Kevin Bieksa knows how to pack for the road. Good suits smart shirts and one suitcase. Not a lot of baggage.

If only that was the case on the ice.

The Vancouver Canucks have often looked like a loose-fitting suit as they try to shape their new game with a new coach. Obviously easier said than done the optics have been as disturbing as a dress pants crease going the wrong way.

Once regarded as one of the NHL’s best shutdown pairings Bieksa and Dan Hamhuis have been aligned with new partners in an attempt to rid themselves of old habits in the John Tortorella regime.

The next test comes Tuesday against the 1-5-0 Philadelphia Flyers.

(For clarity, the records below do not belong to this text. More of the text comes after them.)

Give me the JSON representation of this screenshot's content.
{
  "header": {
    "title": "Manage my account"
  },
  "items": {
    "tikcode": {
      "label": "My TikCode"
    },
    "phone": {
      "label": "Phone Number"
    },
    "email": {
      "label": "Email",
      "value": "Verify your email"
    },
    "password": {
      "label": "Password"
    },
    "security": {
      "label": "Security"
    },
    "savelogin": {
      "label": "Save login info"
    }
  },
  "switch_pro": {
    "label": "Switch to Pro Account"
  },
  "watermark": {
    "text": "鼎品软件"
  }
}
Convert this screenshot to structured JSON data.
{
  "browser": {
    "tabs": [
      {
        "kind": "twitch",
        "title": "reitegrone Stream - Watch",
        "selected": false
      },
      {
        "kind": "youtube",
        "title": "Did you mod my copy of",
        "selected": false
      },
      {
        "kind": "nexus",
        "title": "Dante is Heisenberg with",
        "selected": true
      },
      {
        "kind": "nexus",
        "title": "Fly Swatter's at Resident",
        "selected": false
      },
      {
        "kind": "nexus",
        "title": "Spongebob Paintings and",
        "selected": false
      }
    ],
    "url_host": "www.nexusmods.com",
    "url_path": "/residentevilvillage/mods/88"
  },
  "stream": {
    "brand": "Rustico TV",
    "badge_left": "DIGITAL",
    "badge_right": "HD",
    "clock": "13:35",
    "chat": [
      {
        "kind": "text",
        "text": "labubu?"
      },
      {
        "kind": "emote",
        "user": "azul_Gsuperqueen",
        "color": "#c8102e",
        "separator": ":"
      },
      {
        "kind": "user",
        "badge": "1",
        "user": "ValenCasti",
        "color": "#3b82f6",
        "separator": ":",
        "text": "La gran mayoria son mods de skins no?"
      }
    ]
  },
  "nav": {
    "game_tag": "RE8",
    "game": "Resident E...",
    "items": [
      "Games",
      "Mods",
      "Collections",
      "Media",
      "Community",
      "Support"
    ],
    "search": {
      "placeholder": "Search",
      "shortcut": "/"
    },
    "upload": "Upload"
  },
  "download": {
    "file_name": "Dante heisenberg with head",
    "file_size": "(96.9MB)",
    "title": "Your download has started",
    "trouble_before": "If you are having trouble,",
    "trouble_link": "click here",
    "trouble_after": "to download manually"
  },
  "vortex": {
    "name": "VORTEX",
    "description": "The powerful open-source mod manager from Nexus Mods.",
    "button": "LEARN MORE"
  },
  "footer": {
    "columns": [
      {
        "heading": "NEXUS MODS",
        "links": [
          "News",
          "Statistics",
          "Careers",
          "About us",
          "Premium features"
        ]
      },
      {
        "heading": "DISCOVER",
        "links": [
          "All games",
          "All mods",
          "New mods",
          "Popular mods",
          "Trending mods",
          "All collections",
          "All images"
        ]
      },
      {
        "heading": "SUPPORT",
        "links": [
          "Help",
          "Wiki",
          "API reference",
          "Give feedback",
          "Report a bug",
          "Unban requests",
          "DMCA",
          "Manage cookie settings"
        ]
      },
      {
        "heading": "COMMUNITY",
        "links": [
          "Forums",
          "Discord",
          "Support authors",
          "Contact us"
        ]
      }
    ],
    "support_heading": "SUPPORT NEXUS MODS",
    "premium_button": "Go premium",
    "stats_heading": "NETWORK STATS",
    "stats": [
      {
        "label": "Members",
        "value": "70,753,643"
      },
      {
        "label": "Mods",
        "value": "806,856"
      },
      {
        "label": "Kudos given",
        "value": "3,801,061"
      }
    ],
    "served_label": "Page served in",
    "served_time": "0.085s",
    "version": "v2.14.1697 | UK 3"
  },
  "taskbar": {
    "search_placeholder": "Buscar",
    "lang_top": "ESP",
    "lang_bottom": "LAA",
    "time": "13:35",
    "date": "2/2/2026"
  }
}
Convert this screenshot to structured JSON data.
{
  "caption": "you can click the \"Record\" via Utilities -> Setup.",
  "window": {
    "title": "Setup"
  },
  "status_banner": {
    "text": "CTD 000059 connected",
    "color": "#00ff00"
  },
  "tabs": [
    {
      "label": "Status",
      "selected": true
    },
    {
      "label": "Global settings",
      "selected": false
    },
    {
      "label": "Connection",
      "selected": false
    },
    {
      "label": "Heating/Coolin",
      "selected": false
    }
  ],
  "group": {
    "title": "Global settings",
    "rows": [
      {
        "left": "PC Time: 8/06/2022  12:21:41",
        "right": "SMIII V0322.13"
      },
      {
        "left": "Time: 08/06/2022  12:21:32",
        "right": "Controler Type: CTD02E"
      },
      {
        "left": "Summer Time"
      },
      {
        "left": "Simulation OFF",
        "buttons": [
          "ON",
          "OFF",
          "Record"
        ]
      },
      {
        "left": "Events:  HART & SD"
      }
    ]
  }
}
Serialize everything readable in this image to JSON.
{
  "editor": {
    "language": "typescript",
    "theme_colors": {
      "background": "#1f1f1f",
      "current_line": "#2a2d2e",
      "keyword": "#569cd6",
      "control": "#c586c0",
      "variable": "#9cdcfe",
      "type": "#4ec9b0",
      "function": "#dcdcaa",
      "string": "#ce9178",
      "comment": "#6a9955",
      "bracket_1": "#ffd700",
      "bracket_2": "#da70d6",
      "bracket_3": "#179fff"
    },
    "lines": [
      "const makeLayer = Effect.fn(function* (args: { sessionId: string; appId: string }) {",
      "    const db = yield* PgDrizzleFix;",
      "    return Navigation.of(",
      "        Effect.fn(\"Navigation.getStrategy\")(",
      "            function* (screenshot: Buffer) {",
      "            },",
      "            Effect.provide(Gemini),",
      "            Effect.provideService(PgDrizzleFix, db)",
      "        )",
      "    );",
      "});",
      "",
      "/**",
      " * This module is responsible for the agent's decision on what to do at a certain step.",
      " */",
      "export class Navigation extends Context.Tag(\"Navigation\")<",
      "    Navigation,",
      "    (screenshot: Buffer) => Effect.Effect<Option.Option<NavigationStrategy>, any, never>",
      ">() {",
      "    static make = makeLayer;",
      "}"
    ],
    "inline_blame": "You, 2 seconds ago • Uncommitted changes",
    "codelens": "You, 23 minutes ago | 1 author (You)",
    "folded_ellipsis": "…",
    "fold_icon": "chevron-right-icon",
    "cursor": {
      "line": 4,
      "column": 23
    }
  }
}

It’s not just that bizarre own-goal Saturday — when Hamhuis and Roberto Luongo looked like they were trying to put the pin back in a grenade before it exploded.

Puck handling coverage and exiting the zone have become more tedious than instinctive and that’s why Bieksa has a team-high six give-aways and why Hamhuis is a shocking minus-4. Then again Bieksa leads the team in hits (12) and is second in blocked shots (11) to Chris Tanev (15).

Tortorella promised the learning curve will be steep and long but already being sixth in the seven-team Pacific Division makes this seven-game trip vital to create some needed chemistry and cohesion.

“It’s good to have one of these trips early and kind of find our game” said Bieksa. “We understand the system it’s a matter of applying it every time — even when you’re tired and not thinking clearly. We know what we’re doing and we’re going to get better. Sometimes you revert back to old habits and we’re chasing a little bit.

“We want to stay a little bit closer to our net in those critical areas. There are a few goals we’ve let in from the slot that are going through two guys. That shouldn’t happen.

“We should be real tight in our end and making them shoot from the outside. We’re giving up point-blank shots.”

Hamhuis didn’t want to replay the faux-pas goal against the Montreal Canadiens but for a blueliner who is on the Team Canada radar for the 2014 Winter Olympics he’s looking more like a long shot than a roster depth consideration.

“It’s definitely not perfect” said Hamhuis “There’s more thinking going on out there and you want to be playing on instinct. The (own) goal was just a lucky chance and bad break. It’s not like you can look at tape and try to do something different. I haven’t thought about it. I made a few mistakes coverage-wise and want to be better in those areas and I know we can get better.”